*** Begin section ***

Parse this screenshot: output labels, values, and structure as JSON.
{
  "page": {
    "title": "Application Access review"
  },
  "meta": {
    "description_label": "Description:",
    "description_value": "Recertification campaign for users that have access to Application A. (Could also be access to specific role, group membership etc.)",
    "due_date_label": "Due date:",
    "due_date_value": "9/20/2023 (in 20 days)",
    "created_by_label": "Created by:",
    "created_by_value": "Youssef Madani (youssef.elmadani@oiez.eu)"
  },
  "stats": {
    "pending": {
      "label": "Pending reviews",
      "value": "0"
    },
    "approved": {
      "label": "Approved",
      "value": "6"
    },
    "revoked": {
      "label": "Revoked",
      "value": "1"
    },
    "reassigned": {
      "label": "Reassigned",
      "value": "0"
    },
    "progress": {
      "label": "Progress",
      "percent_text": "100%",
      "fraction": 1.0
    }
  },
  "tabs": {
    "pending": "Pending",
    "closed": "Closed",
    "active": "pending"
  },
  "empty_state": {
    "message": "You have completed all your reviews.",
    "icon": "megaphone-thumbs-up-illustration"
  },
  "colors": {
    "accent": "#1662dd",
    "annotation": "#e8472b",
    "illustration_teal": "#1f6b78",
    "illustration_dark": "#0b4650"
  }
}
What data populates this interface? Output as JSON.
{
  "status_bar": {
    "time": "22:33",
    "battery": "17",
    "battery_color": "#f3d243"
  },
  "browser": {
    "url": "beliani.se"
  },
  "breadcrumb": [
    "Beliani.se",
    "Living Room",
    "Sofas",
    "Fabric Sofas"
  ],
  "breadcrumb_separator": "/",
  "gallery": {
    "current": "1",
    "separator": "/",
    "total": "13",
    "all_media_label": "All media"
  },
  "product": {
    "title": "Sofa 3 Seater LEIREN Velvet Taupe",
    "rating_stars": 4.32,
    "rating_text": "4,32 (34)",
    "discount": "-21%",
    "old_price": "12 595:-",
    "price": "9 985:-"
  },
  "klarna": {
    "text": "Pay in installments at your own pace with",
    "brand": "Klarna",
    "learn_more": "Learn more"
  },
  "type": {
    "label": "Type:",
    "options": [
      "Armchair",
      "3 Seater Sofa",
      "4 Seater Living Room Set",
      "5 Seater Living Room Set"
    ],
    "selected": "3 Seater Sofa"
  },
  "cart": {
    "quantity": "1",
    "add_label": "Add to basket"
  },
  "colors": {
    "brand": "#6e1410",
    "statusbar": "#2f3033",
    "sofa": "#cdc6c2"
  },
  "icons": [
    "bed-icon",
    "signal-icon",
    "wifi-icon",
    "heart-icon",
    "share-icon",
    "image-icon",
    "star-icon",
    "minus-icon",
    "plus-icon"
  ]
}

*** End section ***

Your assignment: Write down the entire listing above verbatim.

Result for this exercise:
Parse this screenshot: output labels, values, and structure as JSON.
{
  "page": {
    "title": "Application Access review"
  },
  "meta": {
    "description_label": "Description:",
    "description_value": "Recertification campaign for users that have access to Application A. (Could also be access to specific role, group membership etc.)",
    "due_date_label": "Due date:",
    "due_date_value": "9/20/2023 (in 20 days)",
    "created_by_label": "Created by:",
    "created_by_value": "Youssef Madani (youssef.elmadani@oiez.eu)"
  },
  "stats": {
    "pending": {
      "label": "Pending reviews",
      "value": "0"
    },
    "approved": {
      "label": "Approved",
      "value": "6"
    },
    "revoked": {
      "label": "Revoked",
      "value": "1"
    },
    "reassigned": {
      "label": "Reassigned",
      "value": "0"
    },
    "progress": {
      "label": "Progress",
      "percent_text": "100%",
      "fraction": 1.0
    }
  },
  "tabs": {
    "pending": "Pending",
    "closed": "Closed",
    "active": "pending"
  },
  "empty_state": {
    "message": "You have completed all your reviews.",
    "icon": "megaphone-thumbs-up-illustration"
  },
  "colors": {
    "accent": "#1662dd",
    "annotation": "#e8472b",
    "illustration_teal": "#1f6b78",
    "illustration_dark": "#0b4650"
  }
}
What data populates this interface? Output as JSON.
{
  "status_bar": {
    "time": "22:33",
    "battery": "17",
    "battery_color": "#f3d243"
  },
  "browser": {
    "url": "beliani.se"
  },
  "breadcrumb": [
    "Beliani.se",
    "Living Room",
    "Sofas",
    "Fabric Sofas"
  ],
  "breadcrumb_separator": "/",
  "gallery": {
    "current": "1",
    "separator": "/",
    "total": "13",
    "all_media_label": "All media"
  },
  "product": {
    "title": "Sofa 3 Seater LEIREN Velvet Taupe",
    "rating_stars": 4.32,
    "rating_text": "4,32 (34)",
    "discount": "-21%",
    "old_price": "12 595:-",
    "price": "9 985:-"
  },
  "klarna": {
    "text": "Pay in installments at your own pace with",
    "brand": "Klarna",
    "learn_more": "Learn more"
  },
  "type": {
    "label": "Type:",
    "options": [
      "Armchair",
      "3 Seater Sofa",
      "4 Seater Living Room Set",
      "5 Seater Living Room Set"
    ],
    "selected": "3 Seater Sofa"
  },
  "cart": {
    "quantity": "1",
    "add_label": "Add to basket"
  },
  "colors": {
    "brand": "#6e1410",
    "statusbar": "#2f3033",
    "sofa": "#cdc6c2"
  },
  "icons": [
    "bed-icon",
    "signal-icon",
    "wifi-icon",
    "heart-icon",
    "share-icon",
    "image-icon",
    "star-icon",
    "minus-icon",
    "plus-icon"
  ]
}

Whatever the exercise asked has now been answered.